Sexual, Racist or Ageist Discrimination at Work

If you feel that you have suffered any type of discrimination in the workplace or if you have been refused employment because of your gender, race, age, disability or sexual orientation, you may well be able to claim discrimination compensation on a no win no fee basis.

Have you suffered any of the following?:-

  • Different treatment at work because you are a member of a Trade Union.
  • Being treated less favourably than other employees because you have some type of disability.
  • Different treatment at work because of your gender, race, religion, age, disability, marital status, sexual orientation or because you're undergoing gender reassignment.
  • Being paid differently for the same work because of your gender.

If you have suffered any of these types of treatment, then you have been discriminated against and could claim compensation from your employer.

Types of workplace discrimination

There are four main types of discrimination that are seen in the workplace and you can get compensation for all these types:-

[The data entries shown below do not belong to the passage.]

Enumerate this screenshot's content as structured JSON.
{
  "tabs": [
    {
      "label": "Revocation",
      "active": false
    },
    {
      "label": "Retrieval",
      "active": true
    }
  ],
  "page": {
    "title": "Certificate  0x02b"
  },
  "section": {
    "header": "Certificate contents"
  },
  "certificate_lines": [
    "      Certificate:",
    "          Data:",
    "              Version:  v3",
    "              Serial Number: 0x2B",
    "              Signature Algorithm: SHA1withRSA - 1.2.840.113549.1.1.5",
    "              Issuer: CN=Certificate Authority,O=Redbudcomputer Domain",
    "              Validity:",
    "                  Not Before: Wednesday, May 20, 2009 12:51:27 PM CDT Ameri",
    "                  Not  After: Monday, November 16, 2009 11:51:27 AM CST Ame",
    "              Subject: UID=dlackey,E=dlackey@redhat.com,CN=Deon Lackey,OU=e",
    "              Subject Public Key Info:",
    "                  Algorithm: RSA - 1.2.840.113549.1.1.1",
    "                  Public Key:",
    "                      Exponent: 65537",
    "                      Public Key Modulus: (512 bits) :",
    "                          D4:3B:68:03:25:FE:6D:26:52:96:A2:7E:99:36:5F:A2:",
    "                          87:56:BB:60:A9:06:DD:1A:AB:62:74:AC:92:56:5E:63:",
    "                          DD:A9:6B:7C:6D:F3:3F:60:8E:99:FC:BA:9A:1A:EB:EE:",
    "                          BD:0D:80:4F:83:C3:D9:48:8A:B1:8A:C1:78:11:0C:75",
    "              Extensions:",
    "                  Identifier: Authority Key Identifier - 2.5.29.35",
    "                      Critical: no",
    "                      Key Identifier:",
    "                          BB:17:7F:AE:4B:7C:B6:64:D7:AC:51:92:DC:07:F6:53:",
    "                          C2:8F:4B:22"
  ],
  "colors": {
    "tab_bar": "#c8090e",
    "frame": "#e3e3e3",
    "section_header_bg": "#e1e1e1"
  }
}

  • Direct discrimination - This is when a worker is treated either differently or less favourably than other workers because of their race, gender, age, disability, sexual orientation, marital status, race or the fact that they are going through, or have undergone, gender reassignment. For example, if you are a woman who applies for a promotion but a male colleague, with less experience and fewer qualifications, gets the promotion then you may be being discriminated against and could have a good case for compensation.
  • Indirect discrimination - This is when certain practices, conditions or measures are introduced in a workplace which adversely affect one group of people more than other workers. For example, allocating certain jobs to women or making workers sit a test in a particular language which is actually not needed in the workplace.
  • Harassment - The organisation, One Workplace Equal Rights, describes harassment as "unwanted conduct that violates people's dignity or creates an intimidating, hostile, degrading, humiliating or offensive environment on grounds of race or ethnic origin, age, disability, gender, sexual orientation, religion or belief." For example, making jokes or derogatory remarks about workers, physical abuse or making sexual innuendos.
  • Victimisation - This is when an employee is treated less favourably because of something they have done or are doing. For example, if you are making a no win no fee compensation claim or have made a complaint and your life is made difficult in some way, then you are being victimised.

The law about discrimination

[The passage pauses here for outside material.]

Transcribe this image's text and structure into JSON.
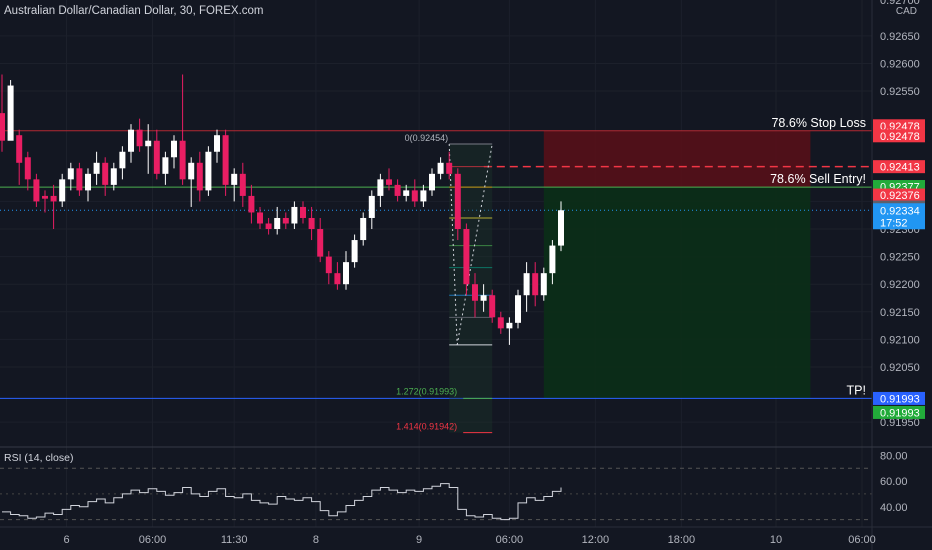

Discrimination is a serious matter and there are many types of legislation in place to try to protect people from discrimination in the workplace. Legislation includes the Disability Discrimination Acts, the Age Discrimination Act, the Race Relations Act, the Equal Pay Act and the Sexual Discrimination Act. This legislation requires employers to treat people fairly, no matter what "group" they belong to, and to protect workers from harassment and victimisation.

Making a claim for discrimination at work

If you have suffered discrimination at the hands of your employer, or if your employer has not taken measures to protect you from discrimination in the workplace, you should seek special legal advice from no win no fee solicitors who have expertise and knowledge in employment law. These types of lawyers will be able to advise you on your claim and help you build a case. They should also be able to provide you with a no win no fee claim basis so that you don't have to worry about costs.

One example of a successful discrimination case was that of a man who worked as a controller for Devon Fire and Rescue Services, who was awarded £100,000 in compensation because he suffered from sexual discrimination in the workplace. His career was damaged by a female colleague who made spurious complaints about him while his complaints about her were ignored.

Seek advice about your situation now by using the submission form at the top of this page or calling us freephone on 0800 234 6438.